The art critic John Canaday reviewed Tomorrow Forever for the New York Times: “This tasteless hack work contains about 100 children and hence it is about 100 times as bad as the average Keane.” Stung by the review, the World’s Fair took down the painting.
“Walter was furious,” Margaret says. “I felt hurt that they didn’t want it and were saying nasty things. When people said it was just sentimental stuff it really hurt my feelings. Some people couldn’t stand to even look at them. I don’t know why – just a violent reaction. But so many people really love them. Little children love them. Even babies. So eventually I thought: ‘I don’t care. I’m just going to paint what I want to paint.’”
The centre of Walter’s universe in the mid-1950s was a San Francisco beatnik club, The Hungry i. While comedians such as Lenny Bruce and Bill Cosby performed onstage, out at the front, Walter sold his big-eyed-children paintings. One night Margaret decided to go to the club with him.
“He had me sitting in a corner,” she tells me, “and he was over there, talking, selling paintings, when somebody walked over to me and said: ‘Do you paint too?’ And I suddenly thought – just horrible shock – ‘Is he taking credit for my paintings?’”
He was. He had been telling his patrons a giant lie. Margaret was the painter of the big eyes – every one of them. Walter might well have seen sad children in postwar Berlin, but he hadn’t painted them, because he couldn’t paint to save his life.
Margaret was furious. Back home she confronted him. She told him to stop. But something unexpected happened instead. During the decade that followed, Margaret would nod in respectful admiration as Walter told interviewers that he was the best painter of eyes since El Greco. She said nothing. Why did she go along with it? What was happening inside the Keane marriage?
THE MYSTERY BEHIND SARA MOON
I am an addict. A Sara Moon addict. I love her paintings and I have a large print of one (see pictures below) – mine is called ‘Moshgan’ although whilst researching it also appears to be called ‘Lisa’ – no idea why? I bought her on eBay years ago for £26 and she sits to the right of my desk where I work at home.
We chat a lot and one day I am going to commission someone to make me a dress just like hers…which I will of course wear with a funny white headscarf like the one she is rocking.

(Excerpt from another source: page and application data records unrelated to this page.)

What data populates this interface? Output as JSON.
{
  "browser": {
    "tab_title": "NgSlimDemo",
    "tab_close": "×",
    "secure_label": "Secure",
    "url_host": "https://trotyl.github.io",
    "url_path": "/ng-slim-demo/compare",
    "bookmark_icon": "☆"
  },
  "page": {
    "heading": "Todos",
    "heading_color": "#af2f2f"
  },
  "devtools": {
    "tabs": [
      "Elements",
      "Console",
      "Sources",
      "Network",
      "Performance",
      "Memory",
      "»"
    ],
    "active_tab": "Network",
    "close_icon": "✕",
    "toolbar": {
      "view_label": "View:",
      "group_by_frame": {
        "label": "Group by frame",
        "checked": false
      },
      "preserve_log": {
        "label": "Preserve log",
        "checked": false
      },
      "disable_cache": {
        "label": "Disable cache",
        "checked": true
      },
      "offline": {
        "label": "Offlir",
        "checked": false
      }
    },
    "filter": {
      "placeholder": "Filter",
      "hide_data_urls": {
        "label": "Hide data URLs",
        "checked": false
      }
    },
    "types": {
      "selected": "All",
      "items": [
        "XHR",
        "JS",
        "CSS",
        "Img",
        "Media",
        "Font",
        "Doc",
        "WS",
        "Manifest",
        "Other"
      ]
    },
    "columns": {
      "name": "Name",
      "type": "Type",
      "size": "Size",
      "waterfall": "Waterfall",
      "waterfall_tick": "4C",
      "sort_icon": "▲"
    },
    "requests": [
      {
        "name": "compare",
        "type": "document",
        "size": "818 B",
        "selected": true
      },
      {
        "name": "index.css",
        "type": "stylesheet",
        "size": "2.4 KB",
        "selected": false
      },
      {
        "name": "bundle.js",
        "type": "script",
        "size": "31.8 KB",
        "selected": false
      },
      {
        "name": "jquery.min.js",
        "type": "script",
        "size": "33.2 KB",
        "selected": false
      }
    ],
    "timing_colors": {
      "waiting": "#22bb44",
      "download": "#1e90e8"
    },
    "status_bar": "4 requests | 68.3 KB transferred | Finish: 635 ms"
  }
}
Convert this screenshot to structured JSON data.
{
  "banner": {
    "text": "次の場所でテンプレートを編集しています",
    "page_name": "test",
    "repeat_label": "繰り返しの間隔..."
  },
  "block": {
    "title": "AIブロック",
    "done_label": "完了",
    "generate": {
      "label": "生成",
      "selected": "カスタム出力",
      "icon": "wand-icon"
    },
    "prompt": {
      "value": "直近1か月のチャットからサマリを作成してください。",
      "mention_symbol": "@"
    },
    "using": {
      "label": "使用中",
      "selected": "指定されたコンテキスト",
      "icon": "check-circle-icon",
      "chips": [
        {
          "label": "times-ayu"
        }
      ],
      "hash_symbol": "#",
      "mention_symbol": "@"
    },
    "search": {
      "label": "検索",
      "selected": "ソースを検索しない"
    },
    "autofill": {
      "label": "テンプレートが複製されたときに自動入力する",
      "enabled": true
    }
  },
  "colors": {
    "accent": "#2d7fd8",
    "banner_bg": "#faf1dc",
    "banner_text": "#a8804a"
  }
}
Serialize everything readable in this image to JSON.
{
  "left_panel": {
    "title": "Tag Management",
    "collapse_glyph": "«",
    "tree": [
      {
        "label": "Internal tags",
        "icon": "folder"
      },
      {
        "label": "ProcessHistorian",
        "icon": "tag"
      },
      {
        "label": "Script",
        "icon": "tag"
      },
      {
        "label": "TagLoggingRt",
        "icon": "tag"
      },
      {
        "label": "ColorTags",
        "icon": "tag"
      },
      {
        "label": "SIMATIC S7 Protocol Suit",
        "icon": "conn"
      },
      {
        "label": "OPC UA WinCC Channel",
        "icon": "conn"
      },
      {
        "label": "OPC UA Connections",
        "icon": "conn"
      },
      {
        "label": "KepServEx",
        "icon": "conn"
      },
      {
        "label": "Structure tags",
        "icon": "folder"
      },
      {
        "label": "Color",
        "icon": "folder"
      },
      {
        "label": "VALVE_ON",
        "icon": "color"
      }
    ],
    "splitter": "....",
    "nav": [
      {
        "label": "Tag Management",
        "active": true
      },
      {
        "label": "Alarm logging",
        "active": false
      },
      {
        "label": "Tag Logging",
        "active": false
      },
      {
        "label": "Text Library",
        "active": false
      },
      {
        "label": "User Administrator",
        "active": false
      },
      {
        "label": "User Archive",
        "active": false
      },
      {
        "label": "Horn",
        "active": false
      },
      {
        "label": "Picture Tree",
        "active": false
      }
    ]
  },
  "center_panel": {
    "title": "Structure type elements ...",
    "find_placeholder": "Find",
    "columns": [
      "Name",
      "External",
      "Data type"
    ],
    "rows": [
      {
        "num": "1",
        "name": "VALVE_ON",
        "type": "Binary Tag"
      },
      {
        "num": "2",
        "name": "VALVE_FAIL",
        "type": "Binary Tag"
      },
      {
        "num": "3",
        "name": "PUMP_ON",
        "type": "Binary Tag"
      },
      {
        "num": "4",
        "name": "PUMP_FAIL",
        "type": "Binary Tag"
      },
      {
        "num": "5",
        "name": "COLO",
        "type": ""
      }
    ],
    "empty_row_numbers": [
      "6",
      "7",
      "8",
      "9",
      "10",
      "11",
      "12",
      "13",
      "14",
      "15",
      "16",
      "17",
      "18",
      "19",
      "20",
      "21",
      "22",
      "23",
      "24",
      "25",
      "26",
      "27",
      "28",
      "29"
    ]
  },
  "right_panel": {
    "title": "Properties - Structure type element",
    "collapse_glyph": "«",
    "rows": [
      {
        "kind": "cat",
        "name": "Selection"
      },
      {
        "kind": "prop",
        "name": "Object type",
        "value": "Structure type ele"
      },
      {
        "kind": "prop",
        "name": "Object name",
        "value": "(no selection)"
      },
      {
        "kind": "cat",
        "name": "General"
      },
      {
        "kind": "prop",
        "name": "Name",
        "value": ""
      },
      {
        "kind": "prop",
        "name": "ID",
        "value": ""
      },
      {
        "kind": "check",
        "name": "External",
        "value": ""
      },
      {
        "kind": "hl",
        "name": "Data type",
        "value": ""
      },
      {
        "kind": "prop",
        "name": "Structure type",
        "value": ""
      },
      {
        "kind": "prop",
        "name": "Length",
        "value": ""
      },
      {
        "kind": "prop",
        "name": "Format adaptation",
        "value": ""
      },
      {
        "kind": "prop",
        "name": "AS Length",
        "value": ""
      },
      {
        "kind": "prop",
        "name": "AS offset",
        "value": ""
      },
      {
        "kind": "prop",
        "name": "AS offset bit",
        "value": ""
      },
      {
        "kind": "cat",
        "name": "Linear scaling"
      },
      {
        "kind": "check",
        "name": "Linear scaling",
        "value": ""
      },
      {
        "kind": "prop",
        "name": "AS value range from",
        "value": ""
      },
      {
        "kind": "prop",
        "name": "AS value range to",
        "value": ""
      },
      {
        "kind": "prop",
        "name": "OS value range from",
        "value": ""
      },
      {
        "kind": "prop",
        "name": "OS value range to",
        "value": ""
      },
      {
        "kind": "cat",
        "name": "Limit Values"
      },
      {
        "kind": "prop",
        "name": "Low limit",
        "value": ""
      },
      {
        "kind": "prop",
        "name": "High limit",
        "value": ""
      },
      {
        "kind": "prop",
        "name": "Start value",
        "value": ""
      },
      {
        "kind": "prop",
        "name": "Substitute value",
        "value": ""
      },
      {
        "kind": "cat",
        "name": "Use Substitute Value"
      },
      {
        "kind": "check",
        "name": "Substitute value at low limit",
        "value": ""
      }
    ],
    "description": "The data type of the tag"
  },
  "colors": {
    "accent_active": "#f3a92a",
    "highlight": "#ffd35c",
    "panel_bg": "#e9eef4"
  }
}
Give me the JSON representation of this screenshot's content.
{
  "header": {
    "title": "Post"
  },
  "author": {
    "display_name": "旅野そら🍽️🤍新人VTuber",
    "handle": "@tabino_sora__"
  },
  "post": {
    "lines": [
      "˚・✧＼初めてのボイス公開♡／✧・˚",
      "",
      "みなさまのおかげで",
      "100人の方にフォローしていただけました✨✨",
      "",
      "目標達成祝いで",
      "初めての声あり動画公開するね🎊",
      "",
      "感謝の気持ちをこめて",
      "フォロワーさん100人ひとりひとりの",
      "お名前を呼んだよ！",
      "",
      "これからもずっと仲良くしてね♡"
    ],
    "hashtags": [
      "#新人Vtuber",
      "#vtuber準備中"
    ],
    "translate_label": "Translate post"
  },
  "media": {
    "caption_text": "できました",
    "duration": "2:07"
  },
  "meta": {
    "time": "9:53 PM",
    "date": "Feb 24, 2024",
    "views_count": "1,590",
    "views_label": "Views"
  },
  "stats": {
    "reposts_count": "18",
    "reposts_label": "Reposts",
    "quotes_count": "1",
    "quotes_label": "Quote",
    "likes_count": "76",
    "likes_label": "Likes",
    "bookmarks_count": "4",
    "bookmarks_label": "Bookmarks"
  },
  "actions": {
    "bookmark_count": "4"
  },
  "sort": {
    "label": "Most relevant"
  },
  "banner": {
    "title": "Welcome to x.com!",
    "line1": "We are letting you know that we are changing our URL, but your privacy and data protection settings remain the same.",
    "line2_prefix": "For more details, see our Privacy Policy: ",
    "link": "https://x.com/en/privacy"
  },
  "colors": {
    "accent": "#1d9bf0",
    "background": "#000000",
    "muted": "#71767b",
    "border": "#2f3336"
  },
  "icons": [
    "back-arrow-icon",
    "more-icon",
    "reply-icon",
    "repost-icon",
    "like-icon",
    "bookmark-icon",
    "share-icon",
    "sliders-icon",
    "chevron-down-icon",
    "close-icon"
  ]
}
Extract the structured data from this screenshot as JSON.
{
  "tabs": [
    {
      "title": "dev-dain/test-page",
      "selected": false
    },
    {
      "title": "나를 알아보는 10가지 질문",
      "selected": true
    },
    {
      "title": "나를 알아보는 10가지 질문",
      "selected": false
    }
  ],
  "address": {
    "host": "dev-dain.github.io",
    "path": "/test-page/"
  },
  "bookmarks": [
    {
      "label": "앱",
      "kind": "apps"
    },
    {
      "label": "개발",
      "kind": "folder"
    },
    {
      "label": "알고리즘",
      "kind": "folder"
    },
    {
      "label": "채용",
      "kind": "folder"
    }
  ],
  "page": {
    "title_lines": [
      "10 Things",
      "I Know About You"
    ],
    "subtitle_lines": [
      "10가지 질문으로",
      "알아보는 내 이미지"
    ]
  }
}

I have to be honest and say that until recently I had never thought about who ‘Sara Moon’ is. I guess I imagined she was a hippy chick who idly spent the 1970s twirling her long hair and painting these ethereal women. I had such a shock when I looked into ‘her’ background.
Turns out that ‘Sara Moon’ is a nom de plume for a MAN, a Persian artist whose real name is Bijan – he lives in Germany and started doing these pictures for commercial reasons when a publishing company in LA commissioned him in 1976. For a long time no one else really knew who ‘Sara Moon’ was either and there was big campaign online to find out who the artist was and if they were still alive.
The true story ruins it a bit really, but I still love his work. He apparently was oblivious to all the fuss being made about whom he might be as he didn’t have a computer and he now teaches art part-time and has essentially retired. To read more about who he is and how he disappeared for a while go to http://www.sara-moon.com/sm-other/sm-other-html/who-where.htm
I did a quick online search and you can buy the same Sara Moon ‘Moshgan’ print (not framed though) as mine at: http://www.popularprints.co.uk/content/view/21/29/